Energy-place assemblages in action: Creating capacities for just transitions to decarbonisation in the North East of England
Brett is a PhD researcher in human geography in the School of Geography, Politics, and Sociology at Newcastle University. His research project funded by the North East Doctoral Training Partnership (NINE DTP), looks at the social, political, and economic impacts of transitions to decarbonisation in the North East of England, focusing on local community place-based relations in the coastal town of Blyth, Northumberland.
Blyth along with other places in the North East are well-known for their historical legacies in fossil fuel industries, and now increasingly offshore and onshore wind, solar PV, mine water heating, biogas generation, and EV battery technologies. In working with citizens as well as the public, private, voluntary, and charitable sectors, the project seeks to unite multiple conceptual frameworks for justice to understand what ‘just transitions’ for ‘left behind’ places in the North East would look like in practice.
To do this it utilises an ‘assemblage participatory research’ (APR) approach that combines assemblage theory with participatory research.

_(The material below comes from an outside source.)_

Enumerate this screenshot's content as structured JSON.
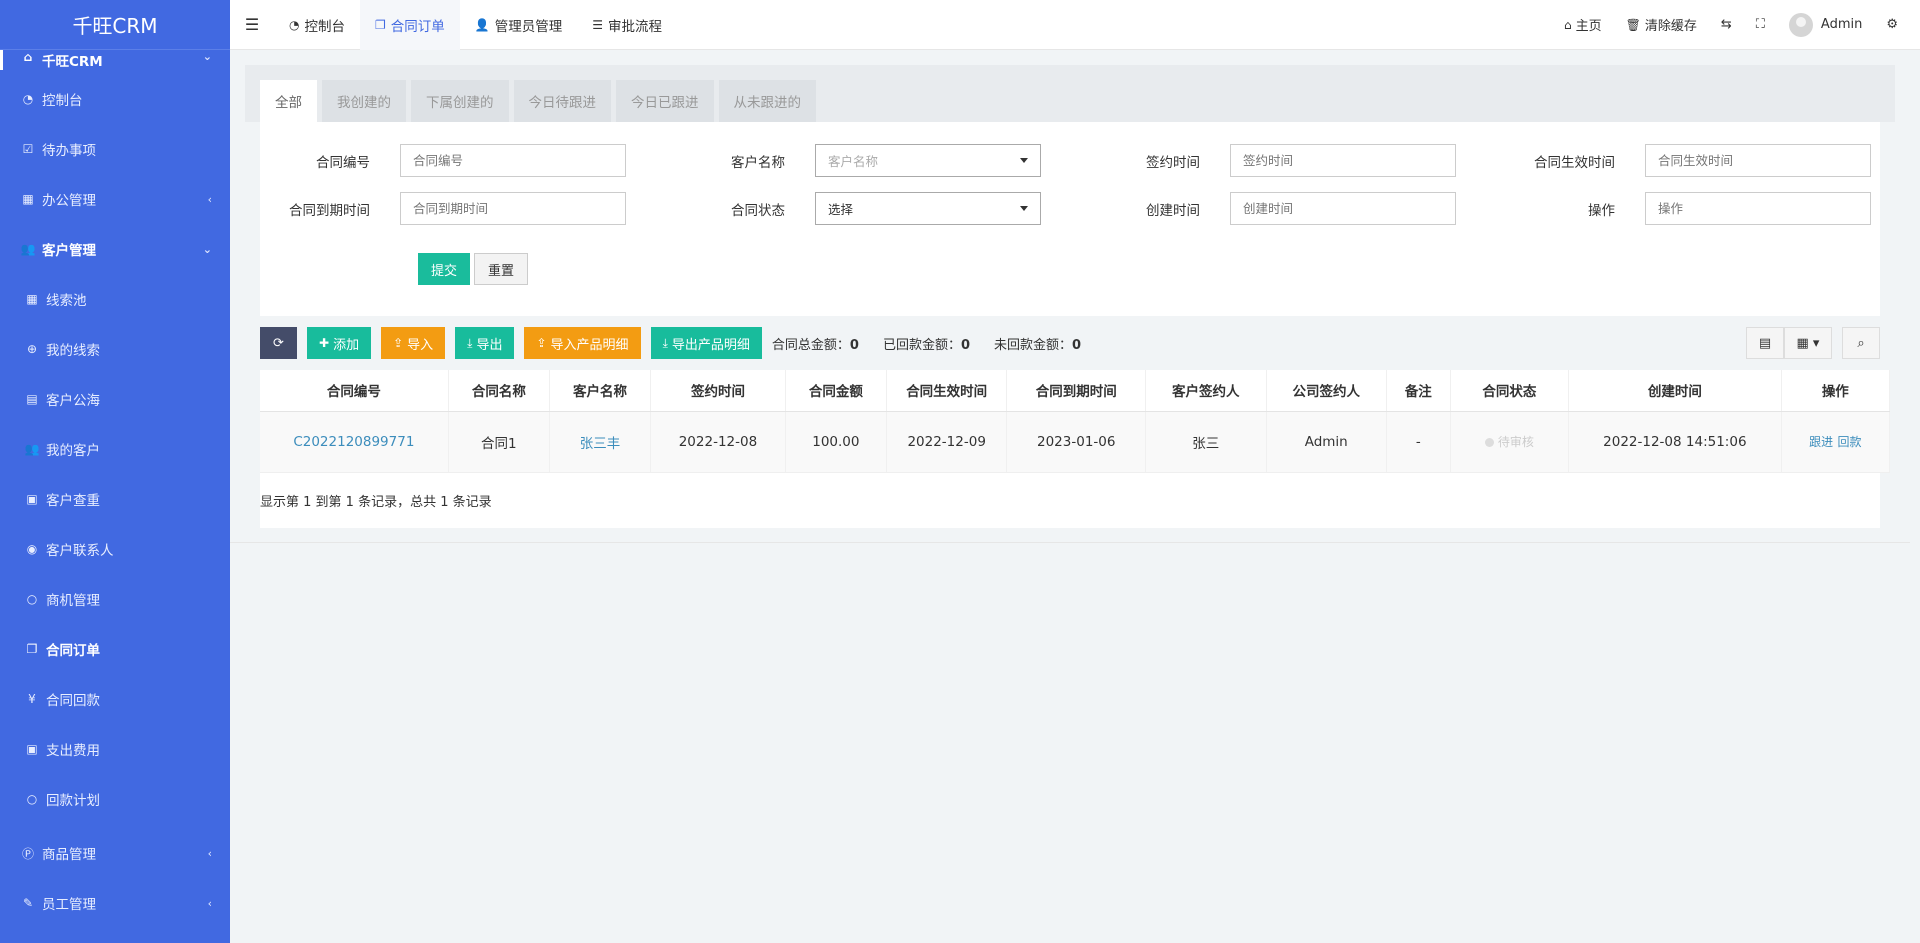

Using this methodology, the project aims to identify and understand the potential capacities between different components that make up a socio-technical energy transition, and how they interact or could interact with place-community assemblages to achieve justice.